Jade Ortiz

Jade Ortiz

Advisor: Colden Baxter
Degree: Ph.D. Biology

Office: Life Sciences 310

ortijade@isu.edu

Curriculum Vitae

Education


2015, B.S. Biology, Michigan Technological University, Houghton, MI

Biographical Sketch


Jade joined the Stream Ecology Center in 2015 and is pursuing her Ph.D. degree with Dr. Colden Baxter. Prior to her move to Idaho, Jade studied biology and environmental science at Michigan Technological University located in Michigan’s beautiful Upper Peninsula. In her time at Michigan Tech, she spent 3 years working as both a field and lab technician in Dr. Amy Marcarelli’s Aquatic Ecosystem Ecology lab. She conducted a study of the impacts of invasive Eurasian watermilfoil (Myriophyllum spicatum) and nutrient loading on algal assemblages of the Portage waterway. Jade's doctoral research is a social-ecological investigation of habitat complexity in river-floodplain ecosystems, its effect on emergence of adult aquatic insects and terrestrial insectivores like bats and spiders, and how the public perceives and values this complexity. The combination of her results is aimed at informing river restoration for the Portneuf and Snake River systems and is supported by the NSF-EPSCoR MILES (Managing Idaho’s Landscapes for Ecosystem Services) program and the Shoshone-Bannock Tribes. In her spare time Jade enjoys hiking, camping, and (of course) spending time in and around the water.
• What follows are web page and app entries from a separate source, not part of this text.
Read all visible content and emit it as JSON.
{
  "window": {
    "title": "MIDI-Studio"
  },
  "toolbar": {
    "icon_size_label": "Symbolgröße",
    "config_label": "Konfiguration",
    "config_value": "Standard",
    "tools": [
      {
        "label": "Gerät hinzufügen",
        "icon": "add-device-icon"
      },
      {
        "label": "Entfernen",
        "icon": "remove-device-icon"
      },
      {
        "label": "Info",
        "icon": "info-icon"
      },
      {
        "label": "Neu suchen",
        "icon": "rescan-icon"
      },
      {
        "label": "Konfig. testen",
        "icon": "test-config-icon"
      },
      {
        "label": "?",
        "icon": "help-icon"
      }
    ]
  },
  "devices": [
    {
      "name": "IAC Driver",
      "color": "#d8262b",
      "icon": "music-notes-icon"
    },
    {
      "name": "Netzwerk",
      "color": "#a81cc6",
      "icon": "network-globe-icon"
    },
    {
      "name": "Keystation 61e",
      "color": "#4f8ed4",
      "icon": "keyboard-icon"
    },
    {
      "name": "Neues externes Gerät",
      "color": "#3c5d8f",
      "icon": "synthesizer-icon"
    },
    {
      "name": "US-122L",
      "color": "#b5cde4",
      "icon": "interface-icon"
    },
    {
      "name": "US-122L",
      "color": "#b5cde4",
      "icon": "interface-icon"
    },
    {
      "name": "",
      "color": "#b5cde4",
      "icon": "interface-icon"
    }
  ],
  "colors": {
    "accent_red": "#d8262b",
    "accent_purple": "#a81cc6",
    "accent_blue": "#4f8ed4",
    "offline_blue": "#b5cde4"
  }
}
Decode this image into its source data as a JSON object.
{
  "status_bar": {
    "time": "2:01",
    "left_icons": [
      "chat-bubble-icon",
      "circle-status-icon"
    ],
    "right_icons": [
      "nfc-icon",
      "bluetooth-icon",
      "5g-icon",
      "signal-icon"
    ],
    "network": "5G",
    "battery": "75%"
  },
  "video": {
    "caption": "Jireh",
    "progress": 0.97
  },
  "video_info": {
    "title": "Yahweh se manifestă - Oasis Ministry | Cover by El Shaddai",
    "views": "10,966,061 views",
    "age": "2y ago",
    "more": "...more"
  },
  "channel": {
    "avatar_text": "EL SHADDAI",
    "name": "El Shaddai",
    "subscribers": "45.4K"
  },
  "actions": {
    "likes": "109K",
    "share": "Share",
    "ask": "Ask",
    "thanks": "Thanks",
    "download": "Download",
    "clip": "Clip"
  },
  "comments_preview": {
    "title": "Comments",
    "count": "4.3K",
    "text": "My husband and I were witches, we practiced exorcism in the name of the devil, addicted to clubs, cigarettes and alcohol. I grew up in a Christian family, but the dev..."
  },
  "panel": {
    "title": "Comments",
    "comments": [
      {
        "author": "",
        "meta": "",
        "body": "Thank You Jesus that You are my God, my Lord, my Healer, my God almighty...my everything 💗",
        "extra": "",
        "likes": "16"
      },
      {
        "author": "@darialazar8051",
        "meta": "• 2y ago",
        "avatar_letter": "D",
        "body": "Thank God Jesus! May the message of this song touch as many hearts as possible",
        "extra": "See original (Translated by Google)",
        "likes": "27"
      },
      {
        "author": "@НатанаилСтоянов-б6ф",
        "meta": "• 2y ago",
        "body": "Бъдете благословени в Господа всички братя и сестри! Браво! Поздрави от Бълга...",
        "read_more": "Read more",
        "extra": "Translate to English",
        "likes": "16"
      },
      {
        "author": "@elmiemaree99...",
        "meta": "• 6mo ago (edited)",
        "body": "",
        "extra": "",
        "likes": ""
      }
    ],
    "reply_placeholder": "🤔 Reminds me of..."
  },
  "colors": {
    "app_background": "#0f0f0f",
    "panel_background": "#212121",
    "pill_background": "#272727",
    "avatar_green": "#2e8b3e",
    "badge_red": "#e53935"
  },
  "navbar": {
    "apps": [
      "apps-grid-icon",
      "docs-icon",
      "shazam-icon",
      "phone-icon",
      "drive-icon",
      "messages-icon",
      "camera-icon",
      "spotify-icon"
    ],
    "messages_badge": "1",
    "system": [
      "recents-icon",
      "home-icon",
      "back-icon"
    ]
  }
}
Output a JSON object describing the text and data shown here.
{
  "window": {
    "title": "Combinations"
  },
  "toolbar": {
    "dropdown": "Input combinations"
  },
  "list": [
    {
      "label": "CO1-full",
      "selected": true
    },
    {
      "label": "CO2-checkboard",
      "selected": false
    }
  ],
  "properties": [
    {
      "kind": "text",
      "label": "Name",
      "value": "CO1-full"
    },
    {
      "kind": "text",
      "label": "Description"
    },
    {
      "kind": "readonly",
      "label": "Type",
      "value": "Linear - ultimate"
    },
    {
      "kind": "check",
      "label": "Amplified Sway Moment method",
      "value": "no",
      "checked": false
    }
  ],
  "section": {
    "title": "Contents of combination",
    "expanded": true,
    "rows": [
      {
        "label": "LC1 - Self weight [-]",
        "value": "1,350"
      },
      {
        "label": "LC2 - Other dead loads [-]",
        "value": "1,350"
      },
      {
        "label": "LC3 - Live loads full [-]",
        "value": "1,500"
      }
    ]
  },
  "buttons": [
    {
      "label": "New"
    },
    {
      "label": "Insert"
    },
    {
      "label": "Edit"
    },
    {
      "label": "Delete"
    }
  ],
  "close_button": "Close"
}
Teaching


BIOL 4462 - Freshwater Ecology (Supervised Teaching Intern)

Current Research


Stream Ecology Center

208-282-2139

Jade's research interests focus around understanding how habitat complexity in river-floodplain ecosystems influences linked aquatic-terrestrial food webs. Her doctoral work seeks to inform management of local rivers and floodplains of southeastern Idaho.